Brief: A word-for-word copy of the entries, with the images left out, is what you should write.

[Start of Attachment]

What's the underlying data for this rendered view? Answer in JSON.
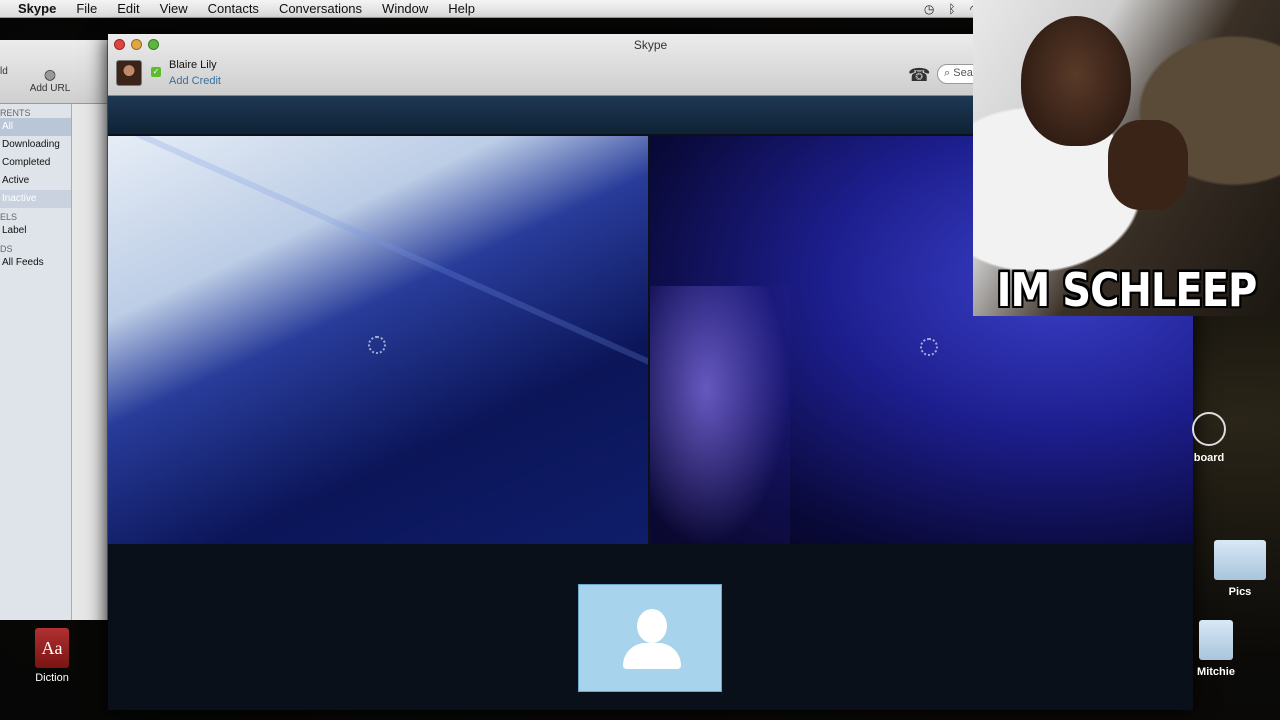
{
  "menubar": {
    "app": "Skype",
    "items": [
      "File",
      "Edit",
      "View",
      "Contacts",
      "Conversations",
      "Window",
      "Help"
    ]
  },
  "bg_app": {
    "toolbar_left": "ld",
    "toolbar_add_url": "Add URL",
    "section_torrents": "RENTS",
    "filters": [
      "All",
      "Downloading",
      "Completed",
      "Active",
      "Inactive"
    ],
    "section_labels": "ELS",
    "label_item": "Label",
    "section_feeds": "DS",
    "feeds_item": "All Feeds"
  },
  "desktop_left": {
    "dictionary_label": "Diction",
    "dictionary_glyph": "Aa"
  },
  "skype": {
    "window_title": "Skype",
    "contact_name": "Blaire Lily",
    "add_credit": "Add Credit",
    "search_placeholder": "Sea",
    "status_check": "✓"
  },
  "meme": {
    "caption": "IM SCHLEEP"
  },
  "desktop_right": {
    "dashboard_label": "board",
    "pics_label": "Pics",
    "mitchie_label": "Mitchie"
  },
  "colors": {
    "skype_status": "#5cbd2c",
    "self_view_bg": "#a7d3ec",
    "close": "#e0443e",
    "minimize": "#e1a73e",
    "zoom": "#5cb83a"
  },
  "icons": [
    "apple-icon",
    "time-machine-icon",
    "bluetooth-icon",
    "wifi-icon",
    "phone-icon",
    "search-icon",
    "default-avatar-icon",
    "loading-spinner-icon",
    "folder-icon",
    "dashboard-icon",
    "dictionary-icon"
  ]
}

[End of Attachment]

Exercise answer:
What's the underlying data for this rendered view? Answer in JSON.
{
  "menubar": {
    "app": "Skype",
    "items": [
      "File",
      "Edit",
      "View",
      "Contacts",
      "Conversations",
      "Window",
      "Help"
    ]
  },
  "bg_app": {
    "toolbar_left": "ld",
    "toolbar_add_url": "Add URL",
    "section_torrents": "RENTS",
    "filters": [
      "All",
      "Downloading",
      "Completed",
      "Active",
      "Inactive"
    ],
    "section_labels": "ELS",
    "label_item": "Label",
    "section_feeds": "DS",
    "feeds_item": "All Feeds"
  },
  "desktop_left": {
    "dictionary_label": "Diction",
    "dictionary_glyph": "Aa"
  },
  "skype": {
    "window_title": "Skype",
    "contact_name": "Blaire Lily",
    "add_credit": "Add Credit",
    "search_placeholder": "Sea",
    "status_check": "✓"
  },
  "meme": {
    "caption": "IM SCHLEEP"
  },
  "desktop_right": {
    "dashboard_label": "board",
    "pics_label": "Pics",
    "mitchie_label": "Mitchie"
  },
  "colors": {
    "skype_status": "#5cbd2c",
    "self_view_bg": "#a7d3ec",
    "close": "#e0443e",
    "minimize": "#e1a73e",
    "zoom": "#5cb83a"
  },
  "icons": [
    "apple-icon",
    "time-machine-icon",
    "bluetooth-icon",
    "wifi-icon",
    "phone-icon",
    "search-icon",
    "default-avatar-icon",
    "loading-spinner-icon",
    "folder-icon",
    "dashboard-icon",
    "dictionary-icon"
  ]
}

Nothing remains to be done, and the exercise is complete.